What I like about working on machine learning here at Elsevier is that we can combine theory with practice..— Georgios Tsatsaronis, Principal NLP Specialist
Machine Learning Specialist
Elsevier’s content is like a huge playground for a Data Scientist to train their algorithms on.
Being a data scientist is like being an explorer in the 21st century – you’re often confronted by unexpected insights. That’s a standard part of the job – after all you call a Data Scientist when you don’t want to be guided only by heuristics and assumptions.
In fact, the data is a big part of what drew me to Elsevier.
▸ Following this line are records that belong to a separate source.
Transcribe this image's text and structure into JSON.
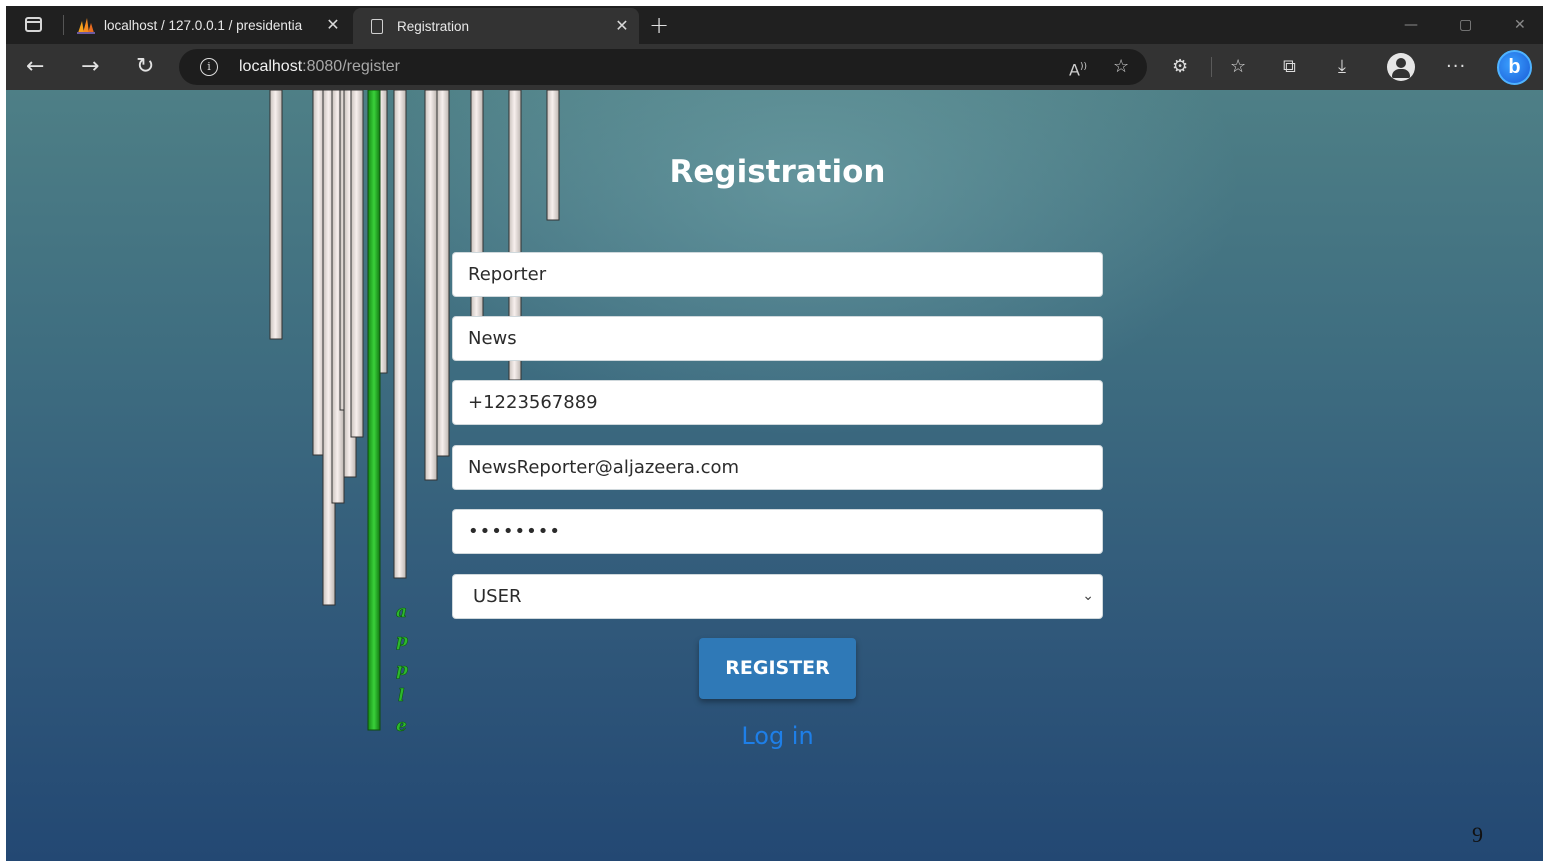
{
  "browser": {
    "tabs": [
      {
        "title": "localhost / 127.0.0.1 / presidentia",
        "close": "✕"
      },
      {
        "title": "Registration",
        "close": "✕"
      }
    ],
    "new_tab": "+",
    "window": {
      "minimize": "—",
      "maximize": "▢",
      "close": "✕"
    },
    "nav": {
      "back": "←",
      "forward": "→",
      "reload": "↻"
    },
    "address": {
      "host": "localhost",
      "rest": ":8080/register"
    },
    "icons": [
      "tab-actions-icon",
      "phpmyadmin-favicon",
      "page-icon",
      "info-icon",
      "read-aloud-icon",
      "favorite-add-icon",
      "extensions-icon",
      "favorites-icon",
      "collections-icon",
      "downloads-icon",
      "profile-icon",
      "more-icon",
      "bing-copilot-icon"
    ],
    "more": "···",
    "bing": "b"
  },
  "page": {
    "title": "Registration",
    "form": {
      "first_name": "Reporter",
      "last_name": "News",
      "phone": "+1223567889",
      "email": "NewsReporter@aljazeera.com",
      "password_masked": "••••••••",
      "role": "USER",
      "register_label": "REGISTER",
      "login_link": "Log in"
    },
    "background_text": "apple"
  },
  "slide_number": "9",
  "colors": {
    "accent_button": "#2f79b7",
    "link": "#1e7fe8",
    "bg_top": "#4e7f86",
    "bg_bottom": "#234873",
    "green_bar": "#22b022"
  }
}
The company’s long history in the publication sector means it has data that goes back to several centuries - that’s like a huge playground for data scientists to train their algorithms on. Added to that, considering Elsevier’s transformation towards an information analytics company it is a very interesting time to be here.
My role is Machine Learning Specialist in the Content and Innovation Department based in Amsterdam. The team is mostly engaged in building data driven solutions that help to maintain or improve the quality of products within Elsevier. We call these solutions ‘POC’, which stands for proof of concepts. A typical POC would be the automated extraction of topics from Elsevier articles. Before that, I worked in several companies, ranging from tech-startups to large-scale companies, in which I mostly worked in data and analytic departments, building on my background in Economics and Data Science.
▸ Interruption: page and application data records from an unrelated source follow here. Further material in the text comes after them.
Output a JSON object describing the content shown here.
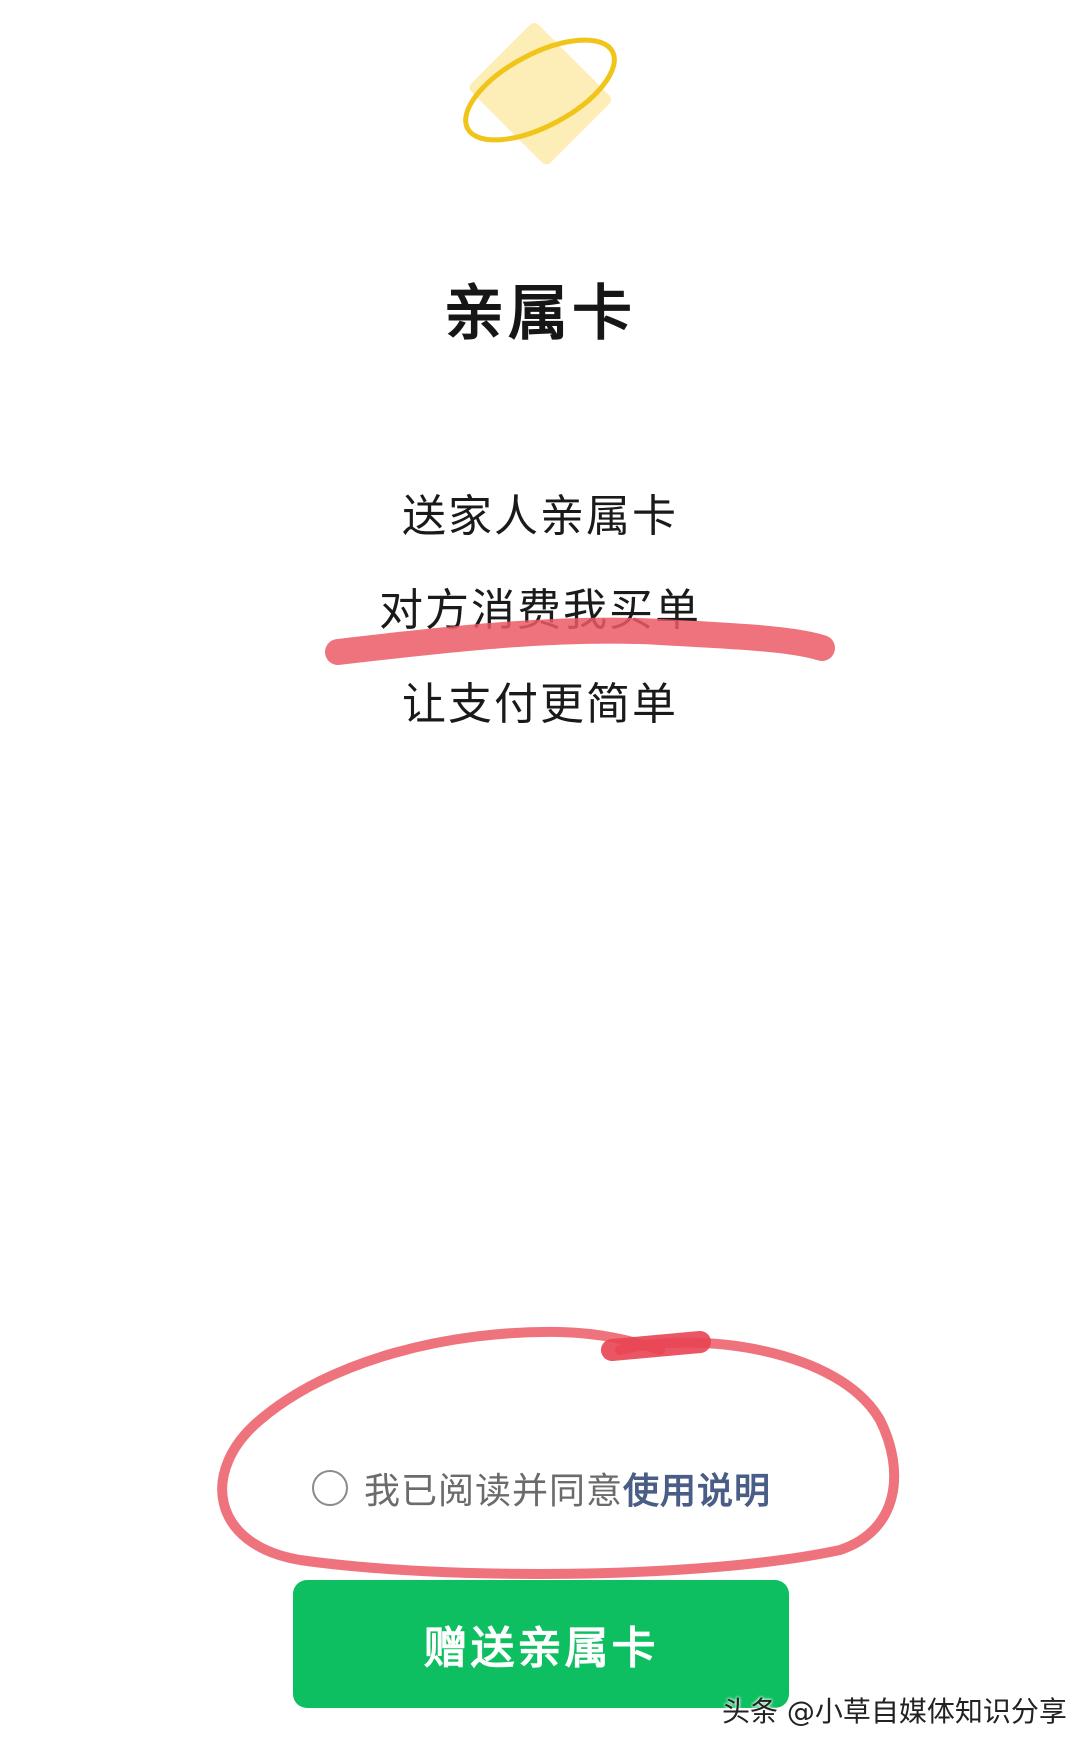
{
  "header": {
    "title": "亲属卡"
  },
  "intro": {
    "line1": "送家人亲属卡",
    "line2": "对方消费我买单",
    "line3": "让支付更简单"
  },
  "agreement": {
    "text": "我已阅读并同意",
    "link": "使用说明",
    "checked": false
  },
  "actions": {
    "gift_label": "赠送亲属卡"
  },
  "watermark": "头条 @小草自媒体知识分享",
  "colors": {
    "primary_button": "#0dbf60",
    "link": "#4a5d86",
    "logo_card": "#fdedb7",
    "logo_ring": "#f0c419",
    "annotation_marker": "#ec5a66"
  },
  "icons": {
    "logo": "card-with-orbit-ring-icon",
    "checkbox": "radio-circle-icon"
  }
}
Possibly a good thing about working at Elsevier is the flexibility. There’s the fancy idea of a digital nomad, which are essentially analysts and programmers that can work from wherever it suits them. You can see them sometimes with their laptops in cafes. From a company’s perspective that is not so straight forward to established referring to all the technical and managerial burdens. However, Elsevier is really trying to make remote working possible.
Meet others in the team
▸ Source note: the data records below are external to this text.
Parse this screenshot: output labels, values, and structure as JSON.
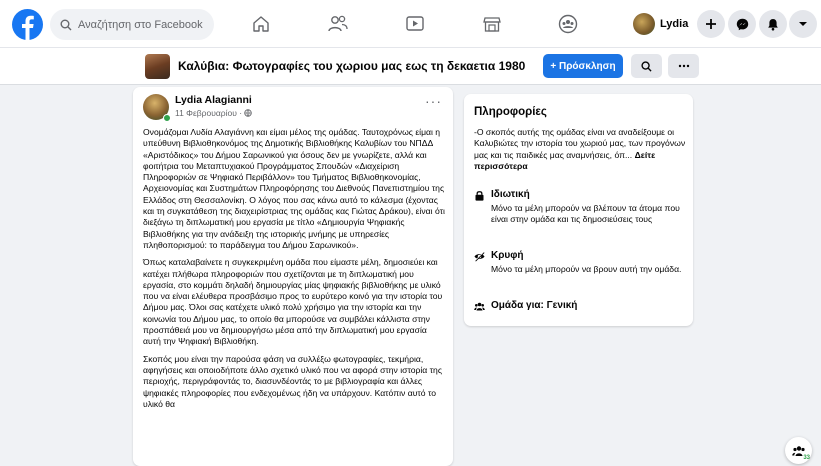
{
  "topbar": {
    "logo": "facebook-logo",
    "search_placeholder": "Αναζήτηση στο Facebook",
    "nav_icons": [
      "home-icon",
      "friends-icon",
      "watch-icon",
      "marketplace-icon",
      "groups-icon"
    ],
    "profile_name": "Lydia",
    "right_icons": [
      "plus-icon",
      "messenger-icon",
      "notifications-icon",
      "account-menu-icon"
    ]
  },
  "group": {
    "title": "Καλύβια: Φωτογραφίες του χωριου μας εως τη δεκαετια 1980",
    "invite_label": "+ Πρόσκληση"
  },
  "post": {
    "author": "Lydia Alagianni",
    "date": "11 Φεβρουαρίου · ",
    "paragraphs": [
      "Ονομάζομαι Λυδία Αλαγιάννη και είμαι μέλος της ομάδας. Ταυτοχρόνως είμαι η υπεύθυνη Βιβλιοθηκονόμος της Δημοτικής Βιβλιοθήκης Καλυβίων του ΝΠΔΔ «Αριστόδικος» του Δήμου Σαρωνικού για όσους δεν με γνωρίζετε, αλλά και φοιτήτρια του Μεταπτυχιακού Προγράμματος Σπουδών «Διαχείριση Πληροφοριών σε Ψηφιακό Περιβάλλον» του Τμήματος Βιβλιοθηκονομίας, Αρχειονομίας και Συστημάτων Πληροφόρησης του Διεθνούς Πανεπιστημίου της Ελλάδος στη Θεσσαλονίκη. Ο λόγος που σας κάνω αυτό το κάλεσμα (έχοντας και τη συγκατάθεση της διαχειρίστριας της ομάδας κας Γιώτας Δράκου), είναι ότι διεξάγω τη διπλωματική μου εργασία με τίτλο «Δημιουργία Ψηφιακής Βιβλιοθήκης για την ανάδειξη της ιστορικής μνήμης με υπηρεσίες πληθοπορισμού: το παράδειγμα του Δήμου Σαρωνικού».",
      "Όπως καταλαβαίνετε η συγκεκριμένη ομάδα που είμαστε μέλη, δημοσιεύει και κατέχει πλήθωρα πληροφοριών που σχετίζονται με τη διπλωματική μου εργασία, στο κομμάτι δηλαδή δημιουργίας μίας ψηφιακής βιβλιοθήκης με υλικό που να είναι ελέυθερα προσβάσιμο προς το ευρύτερο κοινό για την ιστορία του Δήμου μας. Όλοι σας κατέχετε υλικό πολύ χρήσιμο για την ιστορία και την κοινωνία του Δήμου μας, το οποίο θα μπορούσε να συμβάλει κάλλιστα στην προσπάθειά μου να δημιουργήσω μέσα από την διπλωματική μου εργασία αυτή την Ψηφιακή Βιβλιοθήκη.",
      "Σκοπός μου είναι την παρούσα φάση να συλλέξω φωτογραφίες, τεκμήρια, αφηγήσεις και οποιοδήποτε άλλο σχετικό υλικό που να αφορά στην ιστορία της περιοχής, περιγράφοντάς το, διασυνδέοντάς το με βιβλιογραφία και άλλες ψηφιακές πληροφορίες που ενδεχομένως ήδη να υπάρχουν. Κατόπιν αυτό το υλικό θα"
    ]
  },
  "info": {
    "title": "Πληροφορίες",
    "description": "-Ο σκοπός αυτής της ομάδας είναι να αναδείξουμε οι Καλυβιώτες την ιστορία του χωριού μας, των προγόνων μας και τις παιδικές μας αναμνήσεις, όπ... ",
    "see_more": "Δείτε περισσότερα",
    "private_title": "Ιδιωτική",
    "private_desc": "Μόνο τα μέλη μπορούν να βλέπουν τα άτομα που είναι στην ομάδα και τις δημοσιεύσεις τους",
    "hidden_title": "Κρυφή",
    "hidden_desc": "Μόνο τα μέλη μπορούν να βρουν αυτή την ομάδα.",
    "general_title": "Ομάδα για: Γενική"
  },
  "fab": {
    "badge": "33",
    "icon": "group-members-icon"
  },
  "colors": {
    "brand": "#1877f2",
    "button_blue": "#1b74e4",
    "online": "#31a24c",
    "background": "#f0f2f5"
  }
}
The data that we have at Elsevier is a goldmine of information for a lot of interesting and intelligent things..— Deep Kayal, Machine Learning Engineer
If machine learning could improve the quality of science, this would have huge implications on the price and speed of drug manufacturing..— Helena Deus, Senior Technology Researcher